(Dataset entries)
===============

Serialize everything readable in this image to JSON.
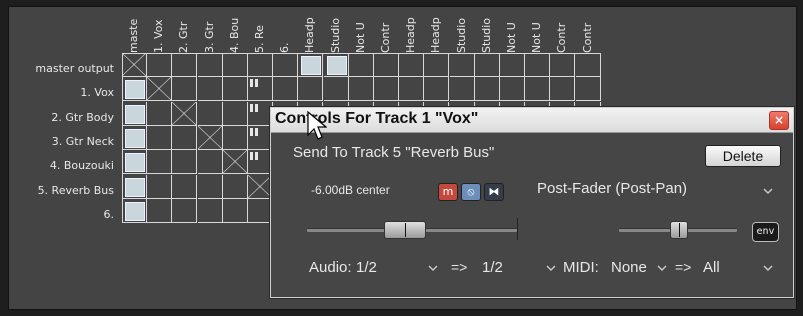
{
  "matrix": {
    "columns": [
      "maste",
      "1. Vox",
      "2. Gtr",
      "3. Gtr",
      "4. Bou",
      "5. Re",
      "6.",
      "Headp",
      "Studio",
      "Not U",
      "Contr",
      "Headp",
      "Headp",
      "Studio",
      "Studio",
      "Not U",
      "Not U",
      "Contr",
      "Contr"
    ],
    "rows": [
      "master output",
      "1. Vox",
      "2. Gtr Body",
      "3. Gtr Neck",
      "4. Bouzouki",
      "5. Reverb Bus",
      "6."
    ]
  },
  "dialog": {
    "title": "Controls For Track 1 \"Vox\"",
    "close_label": "×",
    "send_to": "Send To Track 5 \"Reverb Bus\"",
    "delete_label": "Delete",
    "volume_pan_readout": "-6.00dB center",
    "mute_label": "m",
    "phase_label": "⦸",
    "mono_label": "⧓",
    "send_mode": "Post-Fader (Post-Pan)",
    "env_label": "env",
    "audio_label": "Audio:",
    "audio_source": "1/2",
    "audio_arrow": "=>",
    "audio_dest": "1/2",
    "midi_label": "MIDI:",
    "midi_source": "None",
    "midi_arrow": "=>",
    "midi_dest": "All",
    "volume_level": 0.45,
    "pan_level": 0.5
  },
  "colors": {
    "accent_red": "#d9412c",
    "mute_red": "#c0392b",
    "phase_blue": "#5a7fb0"
  },
  "icons": [
    "close-icon",
    "chevron-down-icon",
    "mouse-pointer-icon",
    "phase-invert-icon",
    "mono-icon"
  ]
}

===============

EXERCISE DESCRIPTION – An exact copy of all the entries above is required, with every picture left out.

OUTPUT BELOW –
Serialize everything readable in this image to JSON.
{
  "matrix": {
    "columns": [
      "maste",
      "1. Vox",
      "2. Gtr",
      "3. Gtr",
      "4. Bou",
      "5. Re",
      "6.",
      "Headp",
      "Studio",
      "Not U",
      "Contr",
      "Headp",
      "Headp",
      "Studio",
      "Studio",
      "Not U",
      "Not U",
      "Contr",
      "Contr"
    ],
    "rows": [
      "master output",
      "1. Vox",
      "2. Gtr Body",
      "3. Gtr Neck",
      "4. Bouzouki",
      "5. Reverb Bus",
      "6."
    ]
  },
  "dialog": {
    "title": "Controls For Track 1 \"Vox\"",
    "close_label": "×",
    "send_to": "Send To Track 5 \"Reverb Bus\"",
    "delete_label": "Delete",
    "volume_pan_readout": "-6.00dB center",
    "mute_label": "m",
    "phase_label": "⦸",
    "mono_label": "⧓",
    "send_mode": "Post-Fader (Post-Pan)",
    "env_label": "env",
    "audio_label": "Audio:",
    "audio_source": "1/2",
    "audio_arrow": "=>",
    "audio_dest": "1/2",
    "midi_label": "MIDI:",
    "midi_source": "None",
    "midi_arrow": "=>",
    "midi_dest": "All",
    "volume_level": 0.45,
    "pan_level": 0.5
  },
  "colors": {
    "accent_red": "#d9412c",
    "mute_red": "#c0392b",
    "phase_blue": "#5a7fb0"
  },
  "icons": [
    "close-icon",
    "chevron-down-icon",
    "mouse-pointer-icon",
    "phase-invert-icon",
    "mono-icon"
  ]
}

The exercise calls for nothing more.